An International Student of Literature in England.
Here’s an example of the first formative assessment (it’s not marked but it’s compulsory and we get feedback on it) of the semester for Contemporary Fiction. I thought it would be helpful to show you the kind of work that’s expected from you (in this case, not much at all — close reading is really the most basic thing in literature studies and we’d vaguely answered most of these questions in the lecture and seminar).
I chose to work on The Gathering because it is probably my favourite novel so far in this module or even for the semester or whole year. Anne Enright did an amazing job at writing about trauma, family, secrets and at dealing with contemporary Irish history. I will review this book soon but it’s hard to talk about it properly without spoiling the story (because I loved it so much) so I need to think about it more.
Offer a close reading, of approximately 750 words, of one of the following extracts. You should aim to establish the character of the prose and to suggest how the writing works within the context of its respective novel. Does a particular element of the writing mark it out as a piece of contemporary fiction?
And here’s my piece:
Enright’s Irish novel The Gathering deals with loss, memories and trauma. The novel begins after the protagonist, Veronica, has learnt about the suicide of the brother she was closest to, Liam. The striking extract under study establishes the main themes and concerns of The Gathering. This piece will therefore study the character of the prose and will tackle the notion of contemporaneity with regard to this novel. The opening line indicates a first person narrator with the promise of a confession made to the readers: ‘I would like to write down what happened in my grandmother’s house the summer I was eight or nine’. A connection can thus be drawn between this novel and confessional writing or autobiographies. One question arises: is contemporary still synonym with the novel – now an old form? Narratives of the past decade seem to suggest that the contemporary novel is a hybrid form, often oscillating between fiction and non-fiction.

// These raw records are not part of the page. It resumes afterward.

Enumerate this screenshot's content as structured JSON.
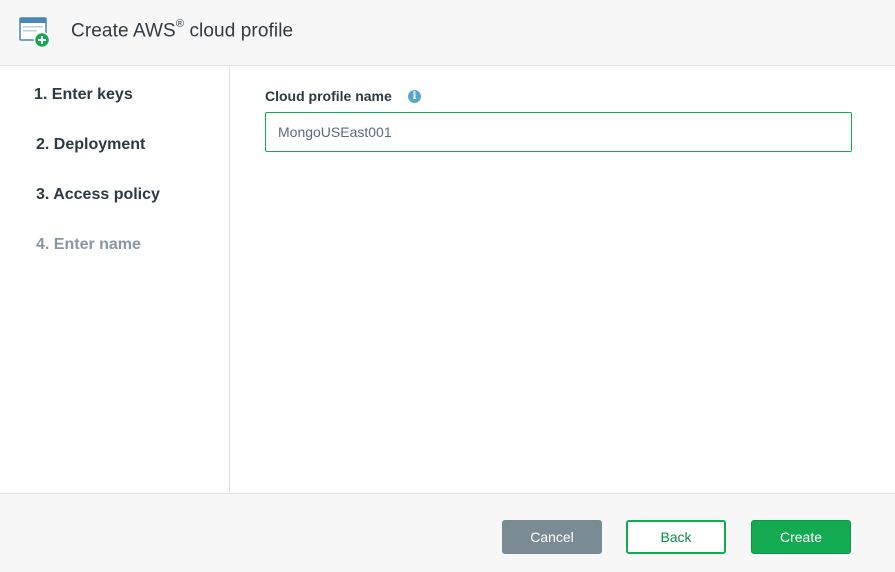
{
  "dialog": {
    "title_prefix": "Create AWS",
    "title_reg_mark": "®",
    "title_suffix": " cloud profile",
    "icon": "window-add-icon"
  },
  "steps": [
    {
      "label": "1. Enter keys",
      "state": "completed"
    },
    {
      "label": "2. Deployment",
      "state": "completed"
    },
    {
      "label": "3. Access policy",
      "state": "completed"
    },
    {
      "label": "4. Enter name",
      "state": "current"
    }
  ],
  "form": {
    "field_label": "Cloud profile name",
    "info_icon": "info-icon",
    "info_glyph": "i",
    "name_value": "MongoUSEast001"
  },
  "footer": {
    "cancel_label": "Cancel",
    "back_label": "Back",
    "create_label": "Create"
  },
  "colors": {
    "accent_green": "#13aa52",
    "cancel_gray": "#7b8b94",
    "inactive_step": "#8b979f",
    "info_blue": "#5aa8c8"
  }
}
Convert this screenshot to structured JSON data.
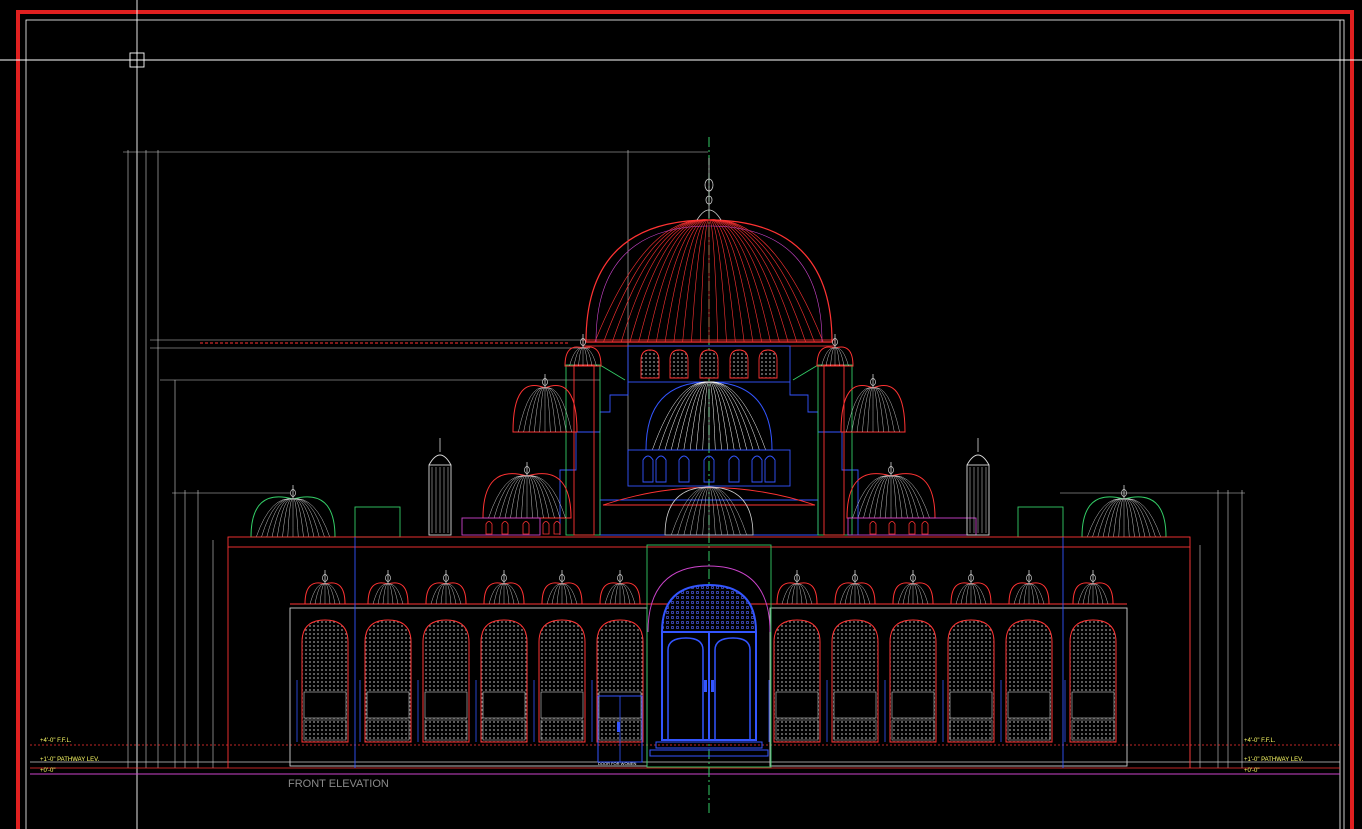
{
  "drawing": {
    "title": "FRONT ELEVATION",
    "left_levels": [
      "+4'-0\" F.F.L.",
      "+1'-0\" PATHWAY LEV.",
      "+0'-0\""
    ],
    "right_levels": [
      "+4'-0\" F.F.L.",
      "+1'-0\" PATHWAY LEV.",
      "+0'-0\""
    ],
    "door_note": "DOOR FOR WOMEN"
  },
  "colors": {
    "background": "#000000",
    "frame": "#e02020",
    "dome": "#ff3333",
    "blue": "#3355ff",
    "green": "#33cc66",
    "white": "#d8d8d8",
    "magenta": "#cc44cc",
    "yellow": "#ffff66"
  }
}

The narrator continues and introduces doubt, confusion and the problematic of memories with ‘but I am not sure if it really did happen’ which is one of the central themes of The Gathering. Her confusion is reinforced by the repetition of ‘uncertain event’ and ‘uncertainty’ later on. Here, the boundaries between past and present or fact and fiction are blurred: Veronica wants to tackle the reliability of her own memories and rewrite her own story in order understand her family history and to move on. This strong desire (her ‘need to bear witness’) is presented to the readers as the only way out for her and a parallel to murder crimes is made, using vivid images, in order to stress her trauma and its impact on her life: ‘crime of the flesh’, ‘bones’, ‘clean white bones’. Moreover, the events she hints at that ‘may not have taken place’ and that are “roaring inside her”, a clear manifestation of her traumatic past, are compared to burdening physical remains – ‘all my clean, white bones’. Paradoxically, the testimony she is about to give is not a factual account where reality is left unquestioned.
As seen previously, doubt inhabits Veronica and reality and truth are unstable notions: ‘I don’t even know what name to put on it’, ‘you might call it a crime of flesh’ and, ‘I do not know the truth, or I do not know how to tell the truth’ characterises her inner turmoil and the loss of contact with reality. Enright thus introduces a disjunction between fact, history and the unreliability of our own memories. Her style mirrors the disjunction and the notion of fragmented memories or self. Enright’s spare, broken and oral prose mimics Veronica’s thoughts. Similarly, the repetitions are used to show and accentuate her bewilderment.
These stylistic and formal elements mark The Gathering as a piece of contemporary writing. Enright borrows some characteristics of post-modernist writing and plays with the notion of pervasive self-consciousness, performance and metafiction. In the opening of the novel, the narrator is aware of it and subverts what ‘the truth’ might mean before declaring all she has are ‘stories’. Equally, the final sentence of this excerpt plays with performance and the careful construction of a narrative, with her memories being laid out ‘in nice sentences’.
What also marks this novel as a piece of contemporary fiction is her borrowing concepts from twentieth-century psychology and Freudian theories on trauma. One of Freud’s influential theories is that individuals who underwent trauma develop what he calls a ‘repetition compulsion’, the compulsion to replay traumatic memories over and over again to the point that they do not live in the present moment anymore, like Veronica. This tendency is also echoed in Enright’s repetitive style. Similarly, ‘false memory syndrome’, a phrase coin in the 1990s, is here conveyed by the narrator’s use of modal verbs (‘may not have taken place’, ‘you might call it’) and by her constant questioning of ‘the truth’ and of her own knowledge (‘I do not know’).
To conclude, this extract demonstrates that the form and the contents of Enright’s prose are closely linked and reinforce the central themes of the novel. Moreover, the use of recent psychology theories, her engagement with post-modernist techniques and her spare prose indicate a filial relation with contemporaneity.